The exercise asks for every line of the data to be reproduced exactly.
------------------------------------------------------------
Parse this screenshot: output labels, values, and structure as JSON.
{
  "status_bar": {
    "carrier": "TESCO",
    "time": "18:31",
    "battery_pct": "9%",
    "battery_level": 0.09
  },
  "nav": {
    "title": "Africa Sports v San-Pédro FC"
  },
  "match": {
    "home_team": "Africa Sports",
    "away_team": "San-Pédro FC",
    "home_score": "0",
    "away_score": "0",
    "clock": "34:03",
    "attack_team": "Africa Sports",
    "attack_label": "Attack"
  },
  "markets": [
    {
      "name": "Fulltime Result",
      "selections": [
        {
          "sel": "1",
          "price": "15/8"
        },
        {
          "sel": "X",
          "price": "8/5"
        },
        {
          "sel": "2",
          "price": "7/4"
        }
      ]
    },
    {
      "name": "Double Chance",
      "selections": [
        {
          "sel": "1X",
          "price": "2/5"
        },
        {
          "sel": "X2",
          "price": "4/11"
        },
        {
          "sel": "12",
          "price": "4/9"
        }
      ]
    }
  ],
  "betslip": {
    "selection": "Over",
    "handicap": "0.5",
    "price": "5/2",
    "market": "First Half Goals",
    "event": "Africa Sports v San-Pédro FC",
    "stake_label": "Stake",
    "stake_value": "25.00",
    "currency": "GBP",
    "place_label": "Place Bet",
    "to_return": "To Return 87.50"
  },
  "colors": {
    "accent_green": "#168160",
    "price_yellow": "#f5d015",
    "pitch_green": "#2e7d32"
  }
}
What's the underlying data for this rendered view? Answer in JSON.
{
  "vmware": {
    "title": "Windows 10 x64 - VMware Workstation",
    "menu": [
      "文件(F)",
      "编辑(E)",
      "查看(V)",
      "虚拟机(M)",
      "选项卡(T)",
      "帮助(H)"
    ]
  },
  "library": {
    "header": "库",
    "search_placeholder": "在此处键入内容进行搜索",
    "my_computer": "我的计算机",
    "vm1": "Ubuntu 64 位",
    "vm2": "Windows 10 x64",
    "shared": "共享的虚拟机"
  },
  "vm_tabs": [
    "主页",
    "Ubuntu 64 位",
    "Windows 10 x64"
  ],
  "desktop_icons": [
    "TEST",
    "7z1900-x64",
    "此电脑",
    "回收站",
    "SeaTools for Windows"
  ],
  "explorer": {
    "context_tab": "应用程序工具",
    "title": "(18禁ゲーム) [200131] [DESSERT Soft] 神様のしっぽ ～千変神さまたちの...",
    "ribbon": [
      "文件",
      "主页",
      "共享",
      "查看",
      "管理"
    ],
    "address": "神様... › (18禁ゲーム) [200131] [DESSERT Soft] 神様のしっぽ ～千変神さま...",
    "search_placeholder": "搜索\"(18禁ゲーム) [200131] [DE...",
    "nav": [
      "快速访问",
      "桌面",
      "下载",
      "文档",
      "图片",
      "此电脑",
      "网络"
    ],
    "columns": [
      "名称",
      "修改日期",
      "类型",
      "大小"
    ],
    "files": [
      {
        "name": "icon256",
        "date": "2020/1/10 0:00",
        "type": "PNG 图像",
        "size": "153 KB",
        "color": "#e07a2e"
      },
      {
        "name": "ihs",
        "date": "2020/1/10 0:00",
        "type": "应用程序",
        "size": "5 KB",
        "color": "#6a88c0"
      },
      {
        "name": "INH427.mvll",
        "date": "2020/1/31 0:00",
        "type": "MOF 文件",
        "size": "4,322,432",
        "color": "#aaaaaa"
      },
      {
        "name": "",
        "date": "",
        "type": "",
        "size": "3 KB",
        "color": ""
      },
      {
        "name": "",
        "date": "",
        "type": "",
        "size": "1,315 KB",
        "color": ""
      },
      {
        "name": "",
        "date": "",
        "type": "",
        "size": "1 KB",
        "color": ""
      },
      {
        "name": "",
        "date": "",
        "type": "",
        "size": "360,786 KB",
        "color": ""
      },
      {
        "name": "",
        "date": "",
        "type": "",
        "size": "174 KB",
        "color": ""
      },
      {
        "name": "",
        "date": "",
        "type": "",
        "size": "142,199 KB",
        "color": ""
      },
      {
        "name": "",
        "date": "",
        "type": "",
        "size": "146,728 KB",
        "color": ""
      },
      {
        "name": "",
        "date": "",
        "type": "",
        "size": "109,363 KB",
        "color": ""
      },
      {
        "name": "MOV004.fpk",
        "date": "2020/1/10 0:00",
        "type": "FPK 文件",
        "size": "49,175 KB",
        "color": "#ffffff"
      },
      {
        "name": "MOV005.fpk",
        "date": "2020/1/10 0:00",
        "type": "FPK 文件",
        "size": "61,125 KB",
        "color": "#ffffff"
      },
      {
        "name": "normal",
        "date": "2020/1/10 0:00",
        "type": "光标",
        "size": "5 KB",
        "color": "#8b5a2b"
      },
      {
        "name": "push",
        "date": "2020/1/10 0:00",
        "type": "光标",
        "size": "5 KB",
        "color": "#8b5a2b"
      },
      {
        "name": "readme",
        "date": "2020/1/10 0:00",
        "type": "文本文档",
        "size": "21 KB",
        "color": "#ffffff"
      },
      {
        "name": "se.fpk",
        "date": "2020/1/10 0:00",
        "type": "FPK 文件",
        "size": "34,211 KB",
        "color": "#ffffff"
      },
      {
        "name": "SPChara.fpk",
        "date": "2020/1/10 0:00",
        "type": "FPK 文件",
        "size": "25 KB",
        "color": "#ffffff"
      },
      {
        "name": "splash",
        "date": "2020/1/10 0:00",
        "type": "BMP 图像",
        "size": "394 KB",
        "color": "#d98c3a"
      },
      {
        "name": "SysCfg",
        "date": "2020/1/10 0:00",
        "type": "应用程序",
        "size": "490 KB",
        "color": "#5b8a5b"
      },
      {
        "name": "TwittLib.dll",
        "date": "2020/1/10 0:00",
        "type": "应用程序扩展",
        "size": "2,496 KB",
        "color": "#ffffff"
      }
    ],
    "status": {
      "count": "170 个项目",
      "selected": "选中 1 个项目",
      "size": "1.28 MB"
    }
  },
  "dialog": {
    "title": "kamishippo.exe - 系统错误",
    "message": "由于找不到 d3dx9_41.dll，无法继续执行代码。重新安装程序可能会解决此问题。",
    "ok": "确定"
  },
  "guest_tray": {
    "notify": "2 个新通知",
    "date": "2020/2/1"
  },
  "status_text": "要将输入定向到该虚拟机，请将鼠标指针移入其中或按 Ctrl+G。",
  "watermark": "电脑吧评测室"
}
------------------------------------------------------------
**Result of this task**
Parse this screenshot: output labels, values, and structure as JSON.
{
  "status_bar": {
    "carrier": "TESCO",
    "time": "18:31",
    "battery_pct": "9%",
    "battery_level": 0.09
  },
  "nav": {
    "title": "Africa Sports v San-Pédro FC"
  },
  "match": {
    "home_team": "Africa Sports",
    "away_team": "San-Pédro FC",
    "home_score": "0",
    "away_score": "0",
    "clock": "34:03",
    "attack_team": "Africa Sports",
    "attack_label": "Attack"
  },
  "markets": [
    {
      "name": "Fulltime Result",
      "selections": [
        {
          "sel": "1",
          "price": "15/8"
        },
        {
          "sel": "X",
          "price": "8/5"
        },
        {
          "sel": "2",
          "price": "7/4"
        }
      ]
    },
    {
      "name": "Double Chance",
      "selections": [
        {
          "sel": "1X",
          "price": "2/5"
        },
        {
          "sel": "X2",
          "price": "4/11"
        },
        {
          "sel": "12",
          "price": "4/9"
        }
      ]
    }
  ],
  "betslip": {
    "selection": "Over",
    "handicap": "0.5",
    "price": "5/2",
    "market": "First Half Goals",
    "event": "Africa Sports v San-Pédro FC",
    "stake_label": "Stake",
    "stake_value": "25.00",
    "currency": "GBP",
    "place_label": "Place Bet",
    "to_return": "To Return 87.50"
  },
  "colors": {
    "accent_green": "#168160",
    "price_yellow": "#f5d015",
    "pitch_green": "#2e7d32"
  }
}
What's the underlying data for this rendered view? Answer in JSON.
{
  "vmware": {
    "title": "Windows 10 x64 - VMware Workstation",
    "menu": [
      "文件(F)",
      "编辑(E)",
      "查看(V)",
      "虚拟机(M)",
      "选项卡(T)",
      "帮助(H)"
    ]
  },
  "library": {
    "header": "库",
    "search_placeholder": "在此处键入内容进行搜索",
    "my_computer": "我的计算机",
    "vm1": "Ubuntu 64 位",
    "vm2": "Windows 10 x64",
    "shared": "共享的虚拟机"
  },
  "vm_tabs": [
    "主页",
    "Ubuntu 64 位",
    "Windows 10 x64"
  ],
  "desktop_icons": [
    "TEST",
    "7z1900-x64",
    "此电脑",
    "回收站",
    "SeaTools for Windows"
  ],
  "explorer": {
    "context_tab": "应用程序工具",
    "title": "(18禁ゲーム) [200131] [DESSERT Soft] 神様のしっぽ ～千変神さまたちの...",
    "ribbon": [
      "文件",
      "主页",
      "共享",
      "查看",
      "管理"
    ],
    "address": "神様... › (18禁ゲーム) [200131] [DESSERT Soft] 神様のしっぽ ～千変神さま...",
    "search_placeholder": "搜索\"(18禁ゲーム) [200131] [DE...",
    "nav": [
      "快速访问",
      "桌面",
      "下载",
      "文档",
      "图片",
      "此电脑",
      "网络"
    ],
    "columns": [
      "名称",
      "修改日期",
      "类型",
      "大小"
    ],
    "files": [
      {
        "name": "icon256",
        "date": "2020/1/10 0:00",
        "type": "PNG 图像",
        "size": "153 KB",
        "color": "#e07a2e"
      },
      {
        "name": "ihs",
        "date": "2020/1/10 0:00",
        "type": "应用程序",
        "size": "5 KB",
        "color": "#6a88c0"
      },
      {
        "name": "INH427.mvll",
        "date": "2020/1/31 0:00",
        "type": "MOF 文件",
        "size": "4,322,432",
        "color": "#aaaaaa"
      },
      {
        "name": "",
        "date": "",
        "type": "",
        "size": "3 KB",
        "color": ""
      },
      {
        "name": "",
        "date": "",
        "type": "",
        "size": "1,315 KB",
        "color": ""
      },
      {
        "name": "",
        "date": "",
        "type": "",
        "size": "1 KB",
        "color": ""
      },
      {
        "name": "",
        "date": "",
        "type": "",
        "size": "360,786 KB",
        "color": ""
      },
      {
        "name": "",
        "date": "",
        "type": "",
        "size": "174 KB",
        "color": ""
      },
      {
        "name": "",
        "date": "",
        "type": "",
        "size": "142,199 KB",
        "color": ""
      },
      {
        "name": "",
        "date": "",
        "type": "",
        "size": "146,728 KB",
        "color": ""
      },
      {
        "name": "",
        "date": "",
        "type": "",
        "size": "109,363 KB",
        "color": ""
      },
      {
        "name": "MOV004.fpk",
        "date": "2020/1/10 0:00",
        "type": "FPK 文件",
        "size": "49,175 KB",
        "color": "#ffffff"
      },
      {
        "name": "MOV005.fpk",
        "date": "2020/1/10 0:00",
        "type": "FPK 文件",
        "size": "61,125 KB",
        "color": "#ffffff"
      },
      {
        "name": "normal",
        "date": "2020/1/10 0:00",
        "type": "光标",
        "size": "5 KB",
        "color": "#8b5a2b"
      },
      {
        "name": "push",
        "date": "2020/1/10 0:00",
        "type": "光标",
        "size": "5 KB",
        "color": "#8b5a2b"
      },
      {
        "name": "readme",
        "date": "2020/1/10 0:00",
        "type": "文本文档",
        "size": "21 KB",
        "color": "#ffffff"
      },
      {
        "name": "se.fpk",
        "date": "2020/1/10 0:00",
        "type": "FPK 文件",
        "size": "34,211 KB",
        "color": "#ffffff"
      },
      {
        "name": "SPChara.fpk",
        "date": "2020/1/10 0:00",
        "type": "FPK 文件",
        "size": "25 KB",
        "color": "#ffffff"
      },
      {
        "name": "splash",
        "date": "2020/1/10 0:00",
        "type": "BMP 图像",
        "size": "394 KB",
        "color": "#d98c3a"
      },
      {
        "name": "SysCfg",
        "date": "2020/1/10 0:00",
        "type": "应用程序",
        "size": "490 KB",
        "color": "#5b8a5b"
      },
      {
        "name": "TwittLib.dll",
        "date": "2020/1/10 0:00",
        "type": "应用程序扩展",
        "size": "2,496 KB",
        "color": "#ffffff"
      }
    ],
    "status": {
      "count": "170 个项目",
      "selected": "选中 1 个项目",
      "size": "1.28 MB"
    }
  },
  "dialog": {
    "title": "kamishippo.exe - 系统错误",
    "message": "由于找不到 d3dx9_41.dll，无法继续执行代码。重新安装程序可能会解决此问题。",
    "ok": "确定"
  },
  "guest_tray": {
    "notify": "2 个新通知",
    "date": "2020/2/1"
  },
  "status_text": "要将输入定向到该虚拟机，请将鼠标指针移入其中或按 Ctrl+G。",
  "watermark": "电脑吧评测室"
}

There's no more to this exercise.